Their DoriVac technology consists of folded sheets of DNA origami whose configuration can be controlled down to the nanoscale. This precision has allowed them to experiment with different arrangements of antigens and adjuvants in cancer vaccines, and they have identified patterns that produced strong tumorinhibiting responses in mice and could be combined with other cancer treatments for better outcomes. The team is de-risking their innovation for commercialization.
DoriVac is a novel technology for cancer immunotherapy that is currently being developed by the biotechnology company, Hookipa Pharma Inc. DoriVac is based on a virus vector platform that can deliver tumor-specific antigens to dendritic cells, a type of immune cell that can activate T-cells and initiate an immune response against cancer cells.
In DoriVac, a virus vector is engineered to express tumor-specific antigens, which are then presented to dendritic cells. This presentation of tumor-specific antigens by dendritic cells can activate T-cells that can specifically target and kill cancer cells that express the same tumor-specific antigens. The use of dendritic cells in this process is important, as they are known to be very effective in activating T-cell responses against cancer cells.
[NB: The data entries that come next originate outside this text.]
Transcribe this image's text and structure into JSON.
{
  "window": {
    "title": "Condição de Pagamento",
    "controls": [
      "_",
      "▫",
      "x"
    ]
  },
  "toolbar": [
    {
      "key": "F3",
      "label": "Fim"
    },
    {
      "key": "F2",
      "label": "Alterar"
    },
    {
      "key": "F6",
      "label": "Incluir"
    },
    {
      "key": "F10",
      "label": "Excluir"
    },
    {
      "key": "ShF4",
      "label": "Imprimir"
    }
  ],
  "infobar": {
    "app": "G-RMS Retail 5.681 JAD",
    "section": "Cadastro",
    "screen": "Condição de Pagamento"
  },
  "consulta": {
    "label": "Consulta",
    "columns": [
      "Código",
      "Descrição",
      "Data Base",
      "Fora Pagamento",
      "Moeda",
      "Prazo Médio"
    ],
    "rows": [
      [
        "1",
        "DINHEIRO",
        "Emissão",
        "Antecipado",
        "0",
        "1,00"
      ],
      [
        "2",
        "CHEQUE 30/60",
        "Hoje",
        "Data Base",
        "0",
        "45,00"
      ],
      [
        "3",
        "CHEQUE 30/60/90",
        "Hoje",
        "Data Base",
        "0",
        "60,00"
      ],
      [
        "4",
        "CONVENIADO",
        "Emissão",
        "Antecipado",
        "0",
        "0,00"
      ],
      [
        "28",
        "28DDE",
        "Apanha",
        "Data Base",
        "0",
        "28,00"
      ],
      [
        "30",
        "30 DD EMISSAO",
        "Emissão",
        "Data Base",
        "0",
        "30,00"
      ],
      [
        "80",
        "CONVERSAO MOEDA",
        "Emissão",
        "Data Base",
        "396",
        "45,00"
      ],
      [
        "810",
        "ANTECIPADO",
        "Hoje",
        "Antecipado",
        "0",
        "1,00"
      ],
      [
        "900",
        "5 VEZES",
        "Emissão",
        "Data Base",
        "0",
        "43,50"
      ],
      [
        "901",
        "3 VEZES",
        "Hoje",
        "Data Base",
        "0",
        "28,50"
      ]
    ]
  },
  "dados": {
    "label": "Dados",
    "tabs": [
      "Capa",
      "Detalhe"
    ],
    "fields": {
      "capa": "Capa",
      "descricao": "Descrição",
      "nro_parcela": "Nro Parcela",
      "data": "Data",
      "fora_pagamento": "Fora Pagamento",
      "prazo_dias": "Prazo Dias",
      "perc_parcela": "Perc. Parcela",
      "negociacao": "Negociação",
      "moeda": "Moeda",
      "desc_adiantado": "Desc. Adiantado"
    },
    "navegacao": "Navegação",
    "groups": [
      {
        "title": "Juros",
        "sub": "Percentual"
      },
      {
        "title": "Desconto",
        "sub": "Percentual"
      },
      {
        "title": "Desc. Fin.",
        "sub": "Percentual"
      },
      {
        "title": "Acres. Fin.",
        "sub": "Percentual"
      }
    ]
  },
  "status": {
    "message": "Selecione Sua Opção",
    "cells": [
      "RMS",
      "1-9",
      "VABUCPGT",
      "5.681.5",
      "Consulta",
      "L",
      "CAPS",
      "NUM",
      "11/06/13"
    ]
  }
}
One of the potential advantages of DoriVac over other immunotherapies is that it can target multiple tumor-specific antigens simultaneously, potentially increasing its effectiveness in treating different types of cancers. Additionally, DoriVac is designed to be administered as a single injection, which could improve patient convenience and compliance.
DoriVac is still in the preclinical development stage, and further studies are needed to assess its safety and effectiveness in humans. Nevertheless, the technology has shown promising results in animal studies, and it is being developed for potential use in a range of cancers, including lung cancer, melanoma, and cervical cancer.
reference link :https://wyss.harvard.edu/news/immunotherapys-next-act/